we start by considering any vector z Lin(L M ), i.e. for any vectors u and v in L and M
respectively, we can write
z = u + v,
where and are any scalars. So, by the definition of orthogonal complement, it must be the case
that
hw, zi = 0,
for any vector w [Lin(L M )] . However,

hw, zi = 0 = hw, u + vi = 0 = hw, ui + hw, vi = 0,

and so, as this must hold for any scalars and , this implies that

hw, ui = hw, vi = 0.

Thus, by the definition of orthogonal complement, it must be the case that w L and w M , i.e.
w L M . But, since V = L M , we know that L M = {0}, and so it must be the case that
w = 0. Consequently,
[Lin(L M )] = {0},
as required.

Hence, we are asked to deduce that L M = V , and to do this we use the result proved at the
beginning of the question. So, from the lectures, we note that the orthogonal complement of any
subset (and hence any subspace) of V is a subspace of V , and so we can see that

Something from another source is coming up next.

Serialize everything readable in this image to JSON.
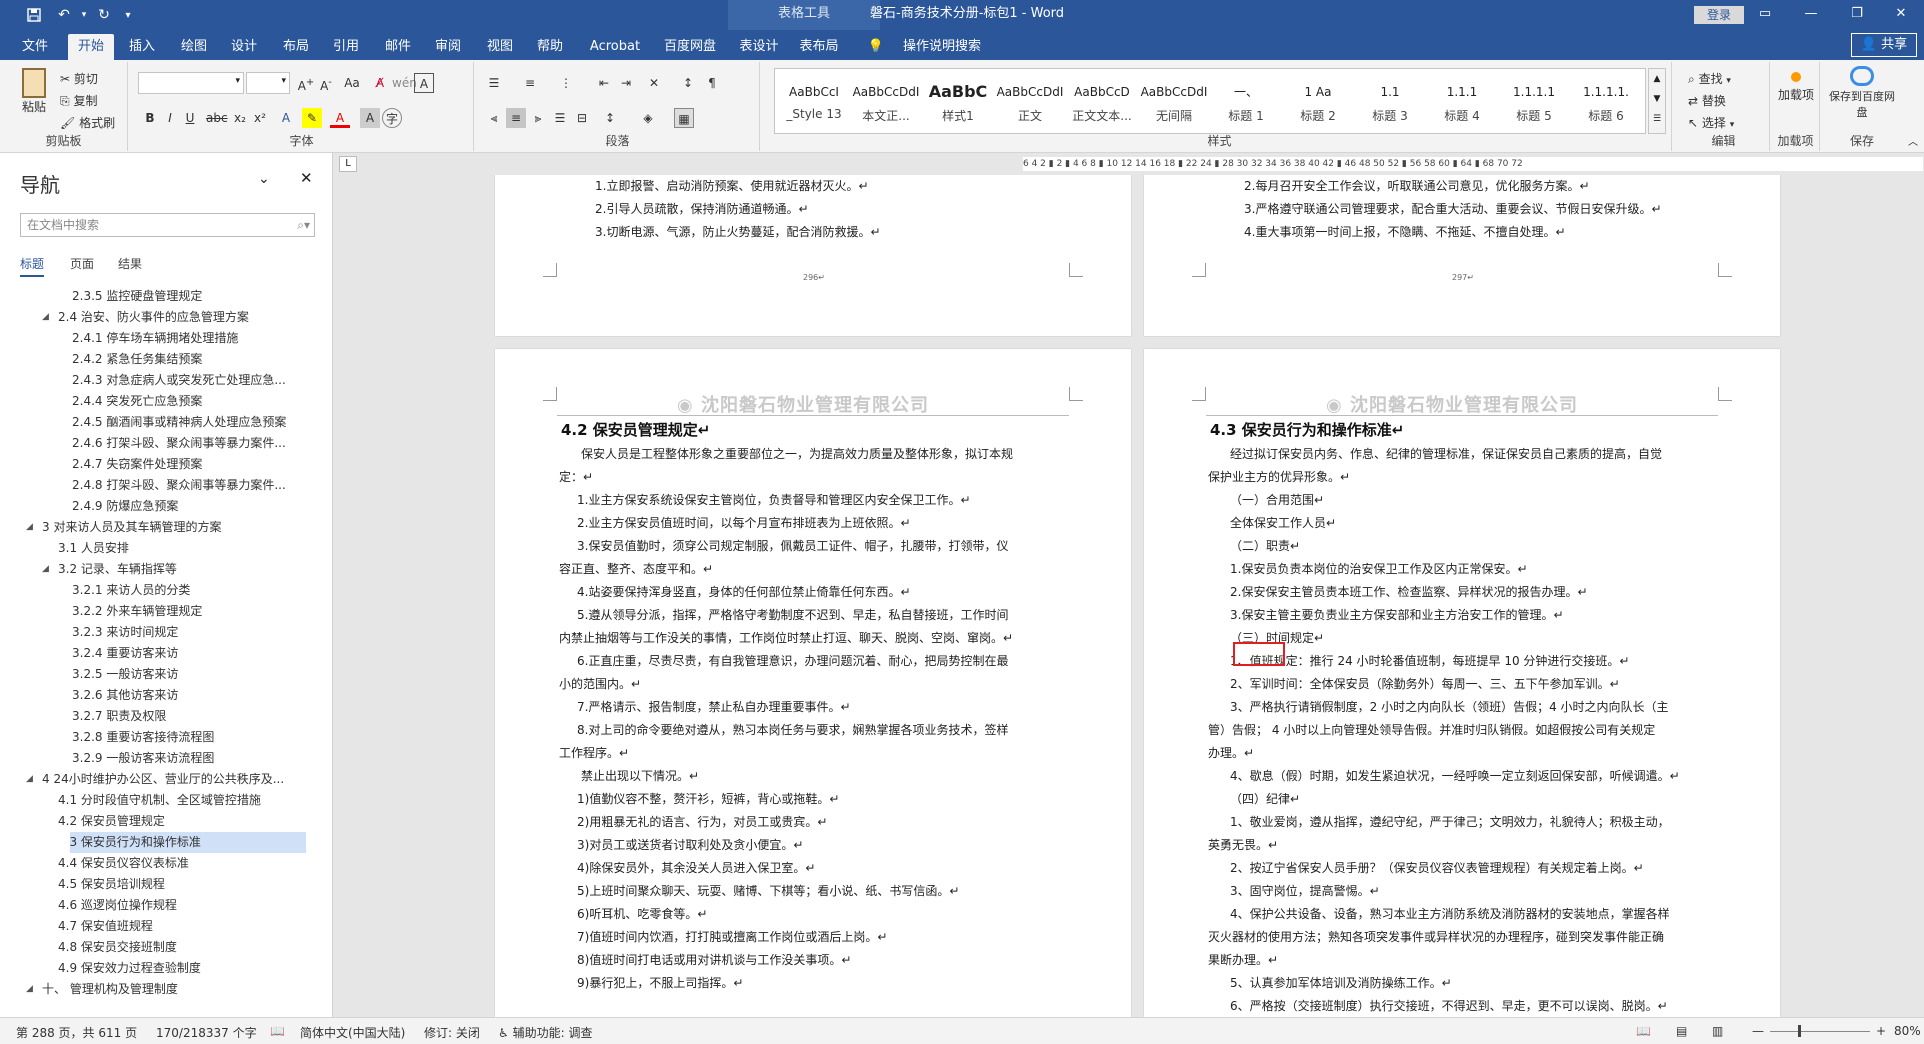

V = L M iff L M = {0} and Lin(L M ) = V.

But, as we have already established that

L M = {0},

14
to deduce the result we only need to establish that

Lin(L M ) = V.

However, we know that


[Lin(L M )] = {0},
and so as S = S (if S is a subspace of V ), we have

Lin(L M ) = [Lin(L M )] = {0} ,

which means that


n o

Lin(L M ) = x hx, yi = 0 y {0} = {x | hx, 0i = 0}.

Thus, if we now note that

Trivially, {x | hx, 0i = 0} V . (As we are working in this vector space.)

For any v V , we have hv, 0i = 0 and so v {x | hx, 0i = 0}. That is, V {x | hx, 0i = 0}.

it should be clear that


Lin(L M ) = V,
as required.

15